Now, the mobile has gone back into the water again. In the next few days, the water will be its home. :-)) Like its little brother, my bluetooth headset, a bowl of clean water is the place to go after having a shower in the washing machine. :-))

My bluetooth headset experienced the same kind of incident six months ago, but it works quite well now. I am not sure if this Nokia can be back again.

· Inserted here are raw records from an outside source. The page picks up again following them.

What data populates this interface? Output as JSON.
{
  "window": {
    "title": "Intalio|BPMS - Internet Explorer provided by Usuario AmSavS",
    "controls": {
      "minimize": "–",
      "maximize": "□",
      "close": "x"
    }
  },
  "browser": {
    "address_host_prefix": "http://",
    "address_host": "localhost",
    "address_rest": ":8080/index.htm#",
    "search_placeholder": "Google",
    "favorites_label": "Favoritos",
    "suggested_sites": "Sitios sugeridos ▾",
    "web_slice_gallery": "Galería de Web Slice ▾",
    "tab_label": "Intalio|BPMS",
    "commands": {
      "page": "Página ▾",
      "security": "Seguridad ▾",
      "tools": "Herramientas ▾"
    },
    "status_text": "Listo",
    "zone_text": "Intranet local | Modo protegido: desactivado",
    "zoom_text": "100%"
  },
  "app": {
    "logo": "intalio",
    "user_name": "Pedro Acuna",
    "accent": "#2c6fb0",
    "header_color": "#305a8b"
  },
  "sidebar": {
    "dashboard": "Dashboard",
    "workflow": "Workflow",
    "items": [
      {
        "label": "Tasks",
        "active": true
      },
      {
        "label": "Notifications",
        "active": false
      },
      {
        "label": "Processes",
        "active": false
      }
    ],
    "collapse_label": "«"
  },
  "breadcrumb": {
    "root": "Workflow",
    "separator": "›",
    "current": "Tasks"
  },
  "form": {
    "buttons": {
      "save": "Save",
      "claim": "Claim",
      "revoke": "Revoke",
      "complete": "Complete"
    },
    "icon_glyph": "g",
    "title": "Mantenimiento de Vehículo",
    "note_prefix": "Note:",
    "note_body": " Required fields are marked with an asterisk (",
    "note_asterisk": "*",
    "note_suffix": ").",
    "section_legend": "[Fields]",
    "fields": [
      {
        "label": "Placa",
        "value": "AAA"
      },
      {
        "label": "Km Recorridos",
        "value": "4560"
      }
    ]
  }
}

Just give it a try.

To see the photos taken by this Nokia 6131, just click the label below.

Monday, December 01, 2008

Considerations on building a SharePoint Document Library

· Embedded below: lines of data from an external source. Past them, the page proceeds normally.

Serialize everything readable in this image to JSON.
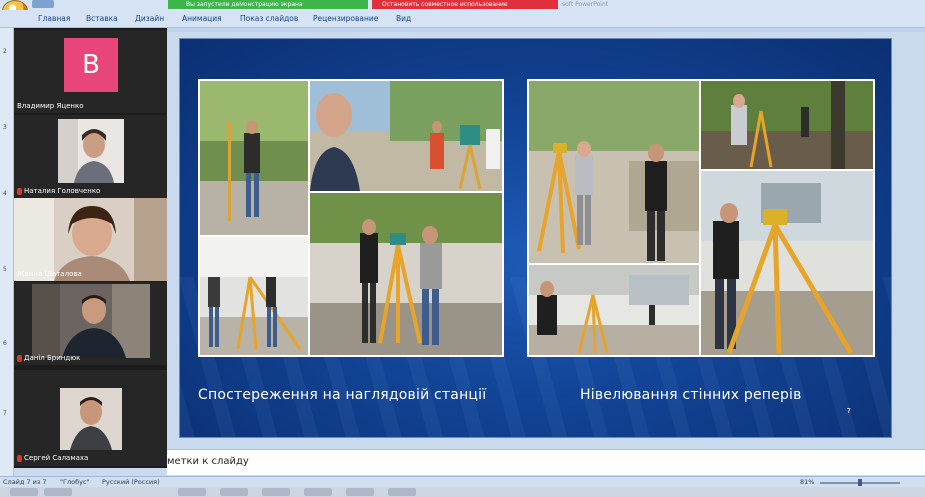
{
  "title_bar": {
    "share_status": "Вы запустили демонстрацию экрана",
    "stop_share": "Остановить совместное использование",
    "app_title": "soft PowerPoint"
  },
  "ribbon": {
    "tabs": [
      "Главная",
      "Вставка",
      "Дизайн",
      "Анимация",
      "Показ слайдов",
      "Рецензирование",
      "Вид"
    ]
  },
  "slide_panel": {
    "numbers": [
      "2",
      "3",
      "4",
      "5",
      "6",
      "7"
    ]
  },
  "participants": [
    {
      "name": "Владимир Яценко",
      "avatar_letter": "В",
      "avatar_color": "#e8467a",
      "muted": false
    },
    {
      "name": "Наталия Головченко",
      "muted": true
    },
    {
      "name": "Жанна Шаталова",
      "muted": false
    },
    {
      "name": "Даніл Бриндюк",
      "muted": true
    },
    {
      "name": "Сергей Саламаха",
      "muted": true
    }
  ],
  "slide": {
    "caption_left": "Спостереження на наглядовій станції",
    "caption_right": "Нівелювання стінних реперів",
    "slide_number": "7",
    "background": "#124496"
  },
  "notes": {
    "text": "метки к слайду"
  },
  "status_bar": {
    "slide_info": "Слайд 7 из 7",
    "theme": "\"Глобус\"",
    "language": "Русский (Россия)",
    "zoom": "81%"
  }
}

Lots of SharePoint deployment today simply move all files on the network drive straight into a SharePoint Document Library keeping the same folder structure and properties, and use the same methods to maintain the library, as what we dealt with a file share.

I don't see it is a right way to utilise SharePoint. This approach is not efficient for searching and re-using past work because only one category can be applied to each document.

Today, a new approach of taxonomy is to use labels. Multiple labels can be applied to a single document. A good example is Gmail, which puts all emails in one logical repository and uses labels to personalise email classification. Another example is blogging systems, most of them are now provide labelling ability for quick search and easy organisation.

To maximize the search ability of SharePoint, you may consider to:
  1. Use labels, as metadata, to category documents in a document library. This can be implemented by using a document property or a custom column.

  2. Store documents in a single specific folder (not several folders). One document, one physical location, multiple logical views (explained in Point 4.)

  3. Enable versioning in turn to hide old versions for general access.

  4. Instead of presenting end-users a friendly interface to browse documents, similarly as they browse file folders, use Customised Views based on the metadata that the system (better automatically) collected from custom list, document properties, and database if applicable.

  5. Create simple, standard folders for each document library, such as Work, Published, and Temp. This is for easy file maintenance (Backup/Restore/Archive), not for document management from the point of view of business.
Basically, the above suggestions can be summarised into two approaches:
  1. Use label based metadata;
  2. Use customised views.
I think these two approaches would make your SharePoint solution special and advantageous, and better benefit the client’s needs.